Even with all this green energy, the locals clearly told us that food and energy are very expensive. We experienced the food part when Alton ordered a $35 hamburger plate!  Even though Norway is also one of the top ten producers of oil in the world, oil and gas prices were equivalent to $10 per gallon!  Yikes, And we thought we had it bad. $4 -5 never looked so good! Many Scandinavians are concerned about the cost of heating their homes in the wintertime.

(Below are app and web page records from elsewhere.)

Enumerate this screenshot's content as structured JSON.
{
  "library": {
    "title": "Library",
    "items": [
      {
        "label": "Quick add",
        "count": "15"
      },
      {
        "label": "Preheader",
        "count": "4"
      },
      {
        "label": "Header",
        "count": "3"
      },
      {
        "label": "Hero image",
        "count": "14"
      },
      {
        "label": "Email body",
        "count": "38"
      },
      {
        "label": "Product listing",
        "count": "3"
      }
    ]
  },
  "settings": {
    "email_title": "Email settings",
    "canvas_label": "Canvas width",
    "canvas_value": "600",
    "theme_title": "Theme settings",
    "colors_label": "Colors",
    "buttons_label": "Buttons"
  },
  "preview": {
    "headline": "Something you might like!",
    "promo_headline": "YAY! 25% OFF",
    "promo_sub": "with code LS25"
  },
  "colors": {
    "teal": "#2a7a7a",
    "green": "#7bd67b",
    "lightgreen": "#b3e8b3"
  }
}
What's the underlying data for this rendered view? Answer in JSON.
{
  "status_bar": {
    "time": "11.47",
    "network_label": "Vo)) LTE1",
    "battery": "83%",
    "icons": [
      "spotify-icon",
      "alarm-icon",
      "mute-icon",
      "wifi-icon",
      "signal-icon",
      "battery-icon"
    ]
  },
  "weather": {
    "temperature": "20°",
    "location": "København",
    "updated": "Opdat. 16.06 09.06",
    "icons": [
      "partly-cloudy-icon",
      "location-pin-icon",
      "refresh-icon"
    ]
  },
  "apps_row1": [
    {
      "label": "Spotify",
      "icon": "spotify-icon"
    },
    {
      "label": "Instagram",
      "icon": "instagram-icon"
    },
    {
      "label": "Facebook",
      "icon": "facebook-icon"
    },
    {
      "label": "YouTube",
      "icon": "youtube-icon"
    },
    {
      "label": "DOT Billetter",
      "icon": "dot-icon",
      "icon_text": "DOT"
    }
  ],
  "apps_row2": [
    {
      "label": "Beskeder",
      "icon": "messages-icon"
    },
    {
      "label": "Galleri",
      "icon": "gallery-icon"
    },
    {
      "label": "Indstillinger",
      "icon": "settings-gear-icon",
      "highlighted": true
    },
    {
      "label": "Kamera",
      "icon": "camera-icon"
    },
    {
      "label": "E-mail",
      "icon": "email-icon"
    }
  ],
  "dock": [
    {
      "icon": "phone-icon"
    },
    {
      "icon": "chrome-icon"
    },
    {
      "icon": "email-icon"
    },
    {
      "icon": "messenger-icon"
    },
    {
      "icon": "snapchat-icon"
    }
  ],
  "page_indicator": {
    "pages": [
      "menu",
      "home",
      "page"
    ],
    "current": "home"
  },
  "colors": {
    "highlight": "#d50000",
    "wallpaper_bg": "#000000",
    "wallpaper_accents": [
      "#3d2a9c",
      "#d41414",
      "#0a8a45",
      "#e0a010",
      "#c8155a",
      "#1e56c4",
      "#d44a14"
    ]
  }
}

We loved the clean air, clean water, and beautiful scenery. But the cost of living was very high. We envied the abundance of bike paths and efficient public transportation. These countries could survive an oil/gas crisis because of their electric cars, green energy public transportation systems, etc. We are not set up for these things in this way in the US. Although I envy their clean energy, bike paths, clean water, etc., I could never survive a long winter here. I’m just a sissy. We certainly could learn much from these countries, but they also have the huge land mass to make this work. The land mass of Norway is five times the land mass of South Carolina with the same population (5.5 million).

I have no problem with moving towards green energy. I do believe it is better for us because of less pollution. But it can’t be forced and done overnight. We must continue to work on these green energy ideas to make them more efficient and affordable. The transition must be gradual and not strangle our economy. Change will take time.

How many of you have traveled to these environmentally advanced countries?  What did you think?

For Your Health,

Ginny

This blog offers information on health, nutrition, and lifestyle changes. It is intended to supplement, not replace, the professional medical advice, diagnosis, or treatment of health conditions. Republished with permission from www.ginnybrant.com.

Related Blogs